Case Study: Transportation or Traps?
One Friday, 19 year-old Muhyiddin went from his house in Irbid to visit his aunt who had just arrived from Syria to Za’tari camp, to check on her and provide her with a small amount of money from his father. When he arrived to Mafraq on his way to Za’tari, Muhyiddin noticed that time was going by very fast, as it was already long past midday and he had not arrived to the camp yet, suddenly he saw a group of six guys in a private bus asking him about where he wants to go, “I want to go to Za’tari camp,” Muhyiddin answered, “Please drive me as near as you can where I can manage to find a ride”, the guys kindly answered him: “We are already going there, we will take you on our way”, Muhyiddin, who was on a hurry, rode up with them. On the way, the guys told Muhyiddin that they know a shortcut they can take to save time so he didn’t mind it. Sometime after, Muhyiddin found himself in the middle of nowhere, in a strange bus, with six strangers holding razors threatening him: “Give us all what you have, or you will have to face a fate in this area in the middle of nowhere that nobody will ever find out”, the poor guy did not fight back at all, instead he took out all what he had held in his pockets, so they ended up taking his cell phone and an amount of money that he was ought to help his aunt with.

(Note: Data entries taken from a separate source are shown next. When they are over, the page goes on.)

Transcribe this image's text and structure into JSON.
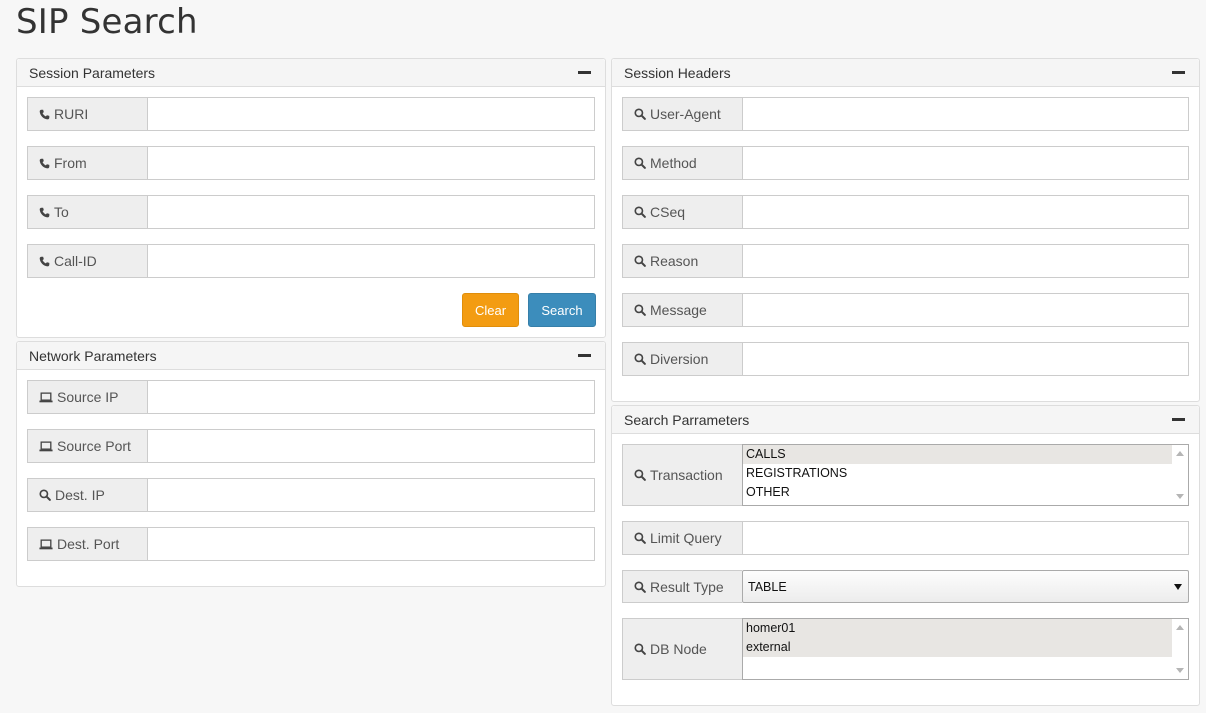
{
  "page": {
    "title": "SIP Search"
  },
  "session_parameters": {
    "title": "Session Parameters",
    "fields": [
      {
        "label": "RURI",
        "icon": "phone-icon",
        "value": ""
      },
      {
        "label": "From",
        "icon": "phone-icon",
        "value": ""
      },
      {
        "label": "To",
        "icon": "phone-icon",
        "value": ""
      },
      {
        "label": "Call-ID",
        "icon": "phone-icon",
        "value": ""
      }
    ],
    "clear_label": "Clear",
    "search_label": "Search"
  },
  "network_parameters": {
    "title": "Network Parameters",
    "fields": [
      {
        "label": "Source IP",
        "icon": "laptop-icon",
        "value": ""
      },
      {
        "label": "Source Port",
        "icon": "laptop-icon",
        "value": ""
      },
      {
        "label": "Dest. IP",
        "icon": "search-icon",
        "value": ""
      },
      {
        "label": "Dest. Port",
        "icon": "laptop-icon",
        "value": ""
      }
    ]
  },
  "session_headers": {
    "title": "Session Headers",
    "fields": [
      {
        "label": "User-Agent",
        "icon": "search-icon",
        "value": ""
      },
      {
        "label": "Method",
        "icon": "search-icon",
        "value": ""
      },
      {
        "label": "CSeq",
        "icon": "search-icon",
        "value": ""
      },
      {
        "label": "Reason",
        "icon": "search-icon",
        "value": ""
      },
      {
        "label": "Message",
        "icon": "search-icon",
        "value": ""
      },
      {
        "label": "Diversion",
        "icon": "search-icon",
        "value": ""
      }
    ]
  },
  "search_parameters": {
    "title": "Search Parrameters",
    "transaction": {
      "label": "Transaction",
      "options": [
        "CALLS",
        "REGISTRATIONS",
        "OTHER"
      ],
      "selected": [
        true,
        false,
        false
      ]
    },
    "limit_query": {
      "label": "Limit Query",
      "value": ""
    },
    "result_type": {
      "label": "Result Type",
      "selected": "TABLE"
    },
    "db_node": {
      "label": "DB Node",
      "options": [
        "homer01",
        "external"
      ],
      "selected": [
        true,
        true
      ]
    }
  },
  "colors": {
    "clear_button": "#f39c12",
    "search_button": "#3c8dbc",
    "panel_heading": "#f5f5f5",
    "addon_background": "#eeeeee"
  }
}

In the meantime, Muhyiddin’s father called the emergency line of ARDD – Legal Aid; as he was starting to feel worried at his son who hadn’t returned yet although it has already gotten dark. The father had called his sister who was supposed to be visited by Muhyiddin at her residency in the camp, yet she asserted that her nephew didn’t visit her either. On top of that, his cell phone was turned off, leaving the family extremely worried at him. We advised the father to submit a report to the nearest police station right away, which he luckily did, to receive a phone call later that night from the station telling him that his son is in a police station in the governorate of Mafraq, as Muhyiddin had walked in the road where the gang had left him until he met with a taxi driver and told him his story, so the driver sympathized with him and drove him to the nearest police station, who from their part contacted the police station of the area where Muhyiddin lives, and so Muhyiddin returned safely to his family.
In addition, from the calls that we receive on our emergency line, what happened to Muhyiddin has unfortunately happened to several others, each of whom has had their hardships and losses, thus, we advise our beloved Syrians to pay attention to the phenomena of mini transportation buses that offer their free services; as many of them allege having good intentions to unfortunately perform any kind of misdemeanors, such as blackmailing and robbing. Everybody is ought to spread this information to raise awareness and inform people about what is happening; luckily for Muhyiddin he did not fight back, but his fault from the start was to ride on with strangers in a private bus instead of taking public transportations that all people should take, and this on its own is full of risks that might lead to some ominous consequences in the event of facing any moment of hazard.